Violating the no-contact provisions of a New Jersey FRO is a criminal offense and criminal contempt of a court order. See N.J.S.A. § 2C:29-9. Even minor violations of the FRO, such as a comment or message on social media, can result in your arrest. Moreover, with a second violation, you can end up in jail for 30 days. See N.J.S.A. § 2C:25-30.
What Happens if I Violate a FRO Custody Order?
It's never a good idea to willfully violate any part of a final restraining order. However, violations of the custody and financial provisions of the FRO aren't criminal but are civil in nature. To enforce the order, one of you will need to take action in Cumberland County family court. But violating the custody or visitation provisions of a FRO could affect future decisions in the family court.

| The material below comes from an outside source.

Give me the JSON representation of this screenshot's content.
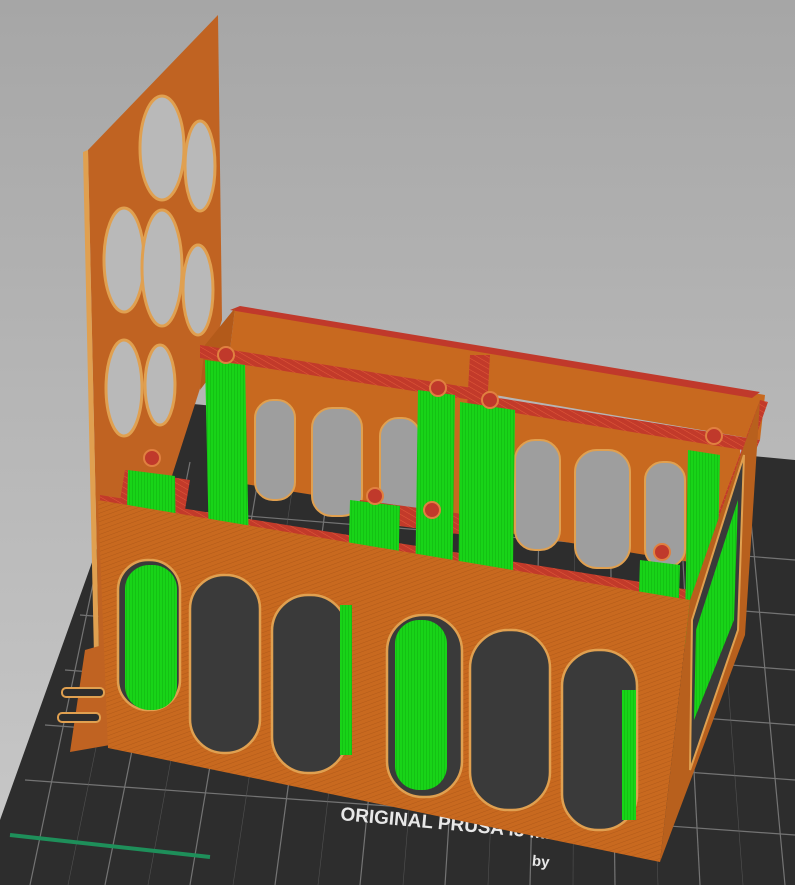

Can I Get Custody Back After the FRO Expires?
You may be able to get custody back after the issues the FRO or after a court lifts a FRO. However, final restraining orders in New Jersey don't expire. One of the parties will need to ask the court to modify or remove the order to get the FRO lifted. Before lifting the order, the court will hold a hearing and once again evaluate whether the order is needed to prevent further acts of domestic violence. You have the best shot at getting custody back and lifting the FRO with an experienced attorney.
Hire an Experienced Restraining Order Attorney
When you're facing a restraining order with a possible custody dispute, you need a skilled attorney experienced in family law, criminal law, and restraining order litigation to guide you through the process. Attorney Joseph D. Lento has helped many Cumberland County families through the restraining order process and custody and visitation disputes. He can help you too. Contact the Lento Law Firm at 888-535-3686 or schedule an appointment online.